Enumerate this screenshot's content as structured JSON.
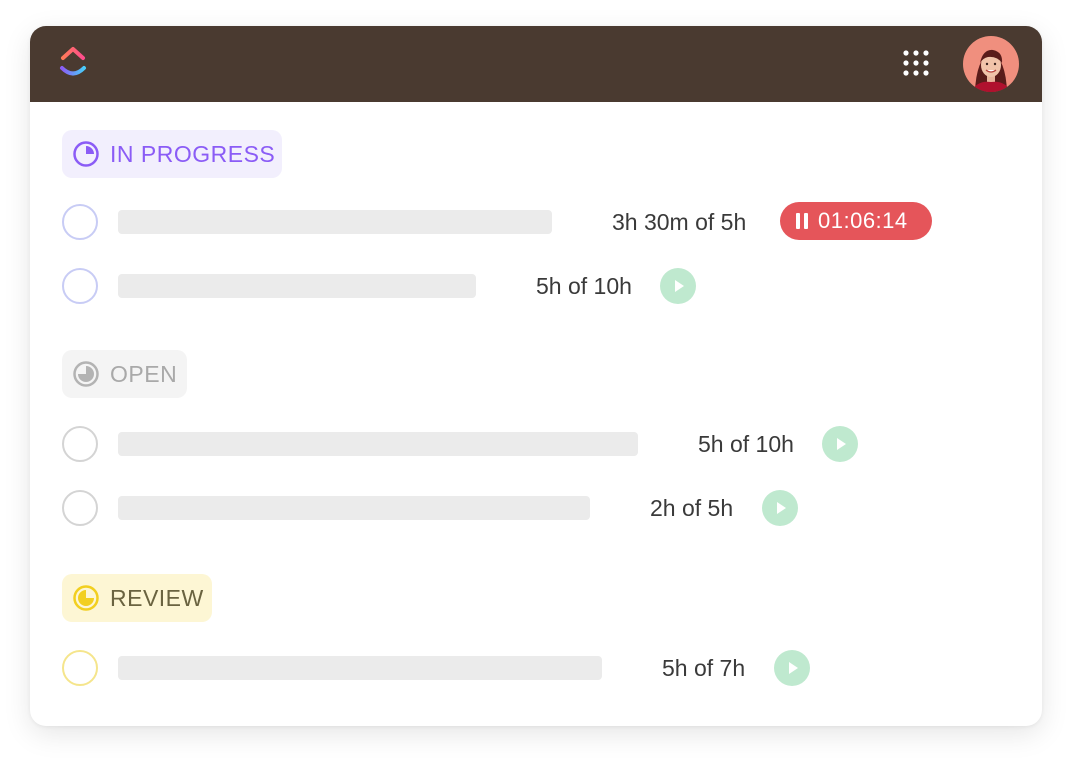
{
  "app": {
    "logo": "clickup-logo-icon",
    "apps_icon": "grid-icon",
    "avatar": "user-avatar",
    "colors": {
      "topbar": "#4a3a30",
      "in_progress": "#8b5cf6",
      "open": "#a9a9a9",
      "review": "#f2cf1f",
      "timer": "#e5555a",
      "play": "#bfe9cf"
    }
  },
  "groups": {
    "in_progress": {
      "label": "IN PROGRESS",
      "tasks": [
        {
          "time": "3h 30m of 5h",
          "timer": "01:06:14",
          "timer_state": "running"
        },
        {
          "time": "5h of 10h"
        }
      ]
    },
    "open": {
      "label": "OPEN",
      "tasks": [
        {
          "time": "5h of 10h"
        },
        {
          "time": "2h of 5h"
        }
      ]
    },
    "review": {
      "label": "REVIEW",
      "tasks": [
        {
          "time": "5h of 7h"
        }
      ]
    }
  }
}
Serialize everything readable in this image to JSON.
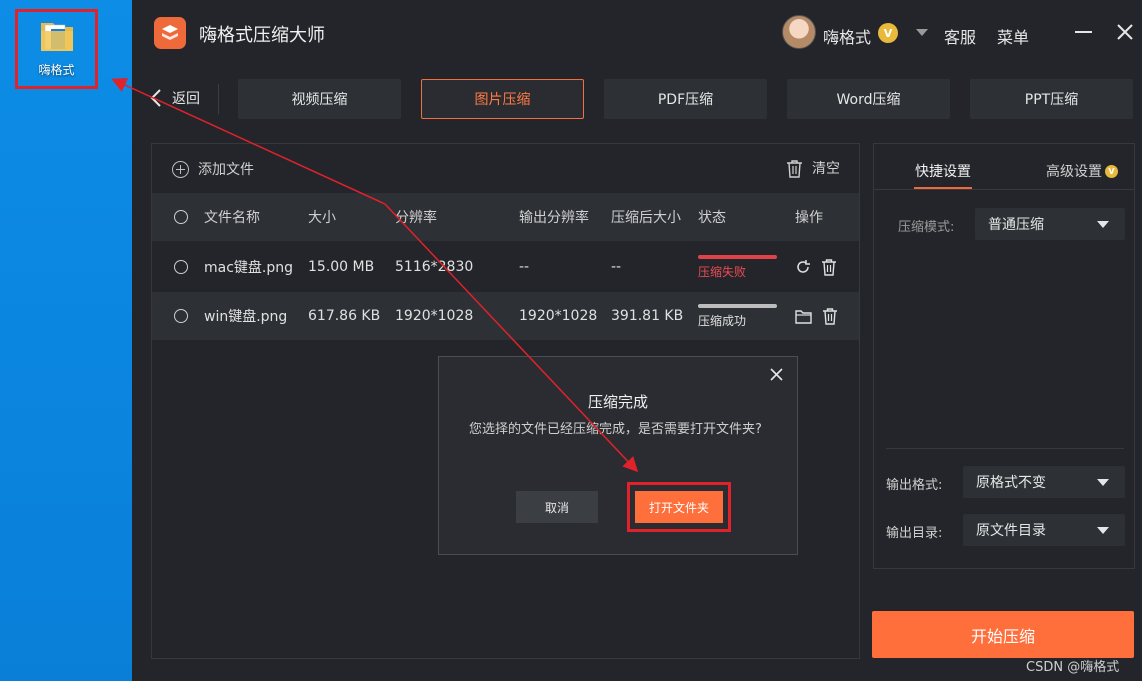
{
  "desktop": {
    "icon_label": "嗨格式"
  },
  "app": {
    "title": "嗨格式压缩大师",
    "user": {
      "name": "嗨格式",
      "vip_badge": "V"
    },
    "service_label": "客服",
    "menu_label": "菜单"
  },
  "nav": {
    "back_label": "返回",
    "tabs": [
      {
        "label": "视频压缩",
        "active": false
      },
      {
        "label": "图片压缩",
        "active": true
      },
      {
        "label": "PDF压缩",
        "active": false
      },
      {
        "label": "Word压缩",
        "active": false
      },
      {
        "label": "PPT压缩",
        "active": false
      }
    ]
  },
  "main": {
    "add_file_label": "添加文件",
    "clear_label": "清空",
    "columns": [
      "文件名称",
      "大小",
      "分辨率",
      "输出分辨率",
      "压缩后大小",
      "状态",
      "操作"
    ],
    "rows": [
      {
        "name": "mac键盘.png",
        "size": "15.00 MB",
        "resolution": "5116*2830",
        "output_resolution": "--",
        "compressed_size": "--",
        "status": "压缩失败",
        "status_color": "#ec4b53"
      },
      {
        "name": "win键盘.png",
        "size": "617.86 KB",
        "resolution": "1920*1028",
        "output_resolution": "1920*1028",
        "compressed_size": "391.81 KB",
        "status": "压缩成功",
        "status_color": "#e0e0e0"
      }
    ]
  },
  "side": {
    "tab_quick": "快捷设置",
    "tab_advanced": "高级设置",
    "mode_label": "压缩模式:",
    "mode_value": "普通压缩",
    "format_label": "输出格式:",
    "format_value": "原格式不变",
    "dir_label": "输出目录:",
    "dir_value": "原文件目录",
    "start_label": "开始压缩"
  },
  "dialog": {
    "title": "压缩完成",
    "message": "您选择的文件已经压缩完成，是否需要打开文件夹?",
    "cancel_label": "取消",
    "open_label": "打开文件夹"
  },
  "watermark": "CSDN @嗨格式",
  "colors": {
    "accent": "#ff6f3c",
    "annotation_red": "#e0222a",
    "fail_red": "#ec4b53",
    "panel_bg": "#23252a"
  }
}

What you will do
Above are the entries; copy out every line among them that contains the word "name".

Written solution
      "name": "嗨格式",
        "name": "mac键盘.png",
        "name": "win键盘.png",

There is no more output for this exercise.